── Exercise material ──

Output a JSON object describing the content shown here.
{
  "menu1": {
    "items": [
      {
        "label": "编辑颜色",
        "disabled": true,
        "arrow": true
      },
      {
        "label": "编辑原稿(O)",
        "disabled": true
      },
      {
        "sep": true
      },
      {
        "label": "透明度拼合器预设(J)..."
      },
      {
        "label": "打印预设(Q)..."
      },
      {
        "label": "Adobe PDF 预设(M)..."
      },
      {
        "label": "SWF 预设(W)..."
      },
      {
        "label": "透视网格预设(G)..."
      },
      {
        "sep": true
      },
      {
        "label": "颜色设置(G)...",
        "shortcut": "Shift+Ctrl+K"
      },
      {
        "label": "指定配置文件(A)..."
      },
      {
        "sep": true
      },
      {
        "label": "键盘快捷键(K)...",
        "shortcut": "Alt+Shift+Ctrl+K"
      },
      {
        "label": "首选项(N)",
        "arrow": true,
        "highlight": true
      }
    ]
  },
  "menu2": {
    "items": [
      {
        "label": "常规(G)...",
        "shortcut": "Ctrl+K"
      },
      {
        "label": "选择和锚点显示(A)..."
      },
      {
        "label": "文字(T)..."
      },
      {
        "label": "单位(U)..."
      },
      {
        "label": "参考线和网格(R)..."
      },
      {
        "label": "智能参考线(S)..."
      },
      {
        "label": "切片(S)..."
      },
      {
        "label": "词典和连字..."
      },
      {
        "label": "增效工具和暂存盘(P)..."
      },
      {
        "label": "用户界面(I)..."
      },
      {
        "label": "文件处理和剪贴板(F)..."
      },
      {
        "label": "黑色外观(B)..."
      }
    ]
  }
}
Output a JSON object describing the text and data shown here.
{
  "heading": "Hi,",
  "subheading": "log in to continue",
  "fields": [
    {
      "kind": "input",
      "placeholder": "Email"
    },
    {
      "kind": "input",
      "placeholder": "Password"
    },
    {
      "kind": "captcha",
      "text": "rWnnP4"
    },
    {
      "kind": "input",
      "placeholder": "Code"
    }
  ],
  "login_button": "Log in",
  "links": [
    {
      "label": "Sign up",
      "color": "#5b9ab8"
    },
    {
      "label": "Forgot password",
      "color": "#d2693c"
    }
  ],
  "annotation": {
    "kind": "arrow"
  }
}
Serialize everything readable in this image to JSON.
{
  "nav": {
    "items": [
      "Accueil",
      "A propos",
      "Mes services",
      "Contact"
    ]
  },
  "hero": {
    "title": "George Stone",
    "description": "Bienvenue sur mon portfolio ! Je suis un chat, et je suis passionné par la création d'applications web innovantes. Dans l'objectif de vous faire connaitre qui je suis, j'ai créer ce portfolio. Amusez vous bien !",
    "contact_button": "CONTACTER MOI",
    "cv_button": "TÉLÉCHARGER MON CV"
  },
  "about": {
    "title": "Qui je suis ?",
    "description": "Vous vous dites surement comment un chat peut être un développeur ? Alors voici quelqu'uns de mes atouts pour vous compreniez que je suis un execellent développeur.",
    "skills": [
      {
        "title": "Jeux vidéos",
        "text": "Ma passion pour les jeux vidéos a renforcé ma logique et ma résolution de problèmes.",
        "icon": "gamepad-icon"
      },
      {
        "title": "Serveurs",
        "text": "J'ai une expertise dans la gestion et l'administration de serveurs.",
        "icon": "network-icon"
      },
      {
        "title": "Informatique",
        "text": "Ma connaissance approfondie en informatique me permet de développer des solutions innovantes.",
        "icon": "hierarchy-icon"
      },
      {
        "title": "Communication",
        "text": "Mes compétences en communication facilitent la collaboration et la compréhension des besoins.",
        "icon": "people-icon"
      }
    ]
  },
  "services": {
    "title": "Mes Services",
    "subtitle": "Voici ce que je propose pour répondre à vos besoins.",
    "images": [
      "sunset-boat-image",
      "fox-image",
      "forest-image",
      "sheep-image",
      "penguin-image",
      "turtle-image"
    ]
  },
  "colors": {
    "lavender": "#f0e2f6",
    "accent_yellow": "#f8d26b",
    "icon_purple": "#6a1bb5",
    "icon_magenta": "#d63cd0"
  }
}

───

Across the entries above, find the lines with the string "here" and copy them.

▶ **Final answer**:
Output a JSON object describing the content shown here.
Output a JSON object describing the text and data shown here.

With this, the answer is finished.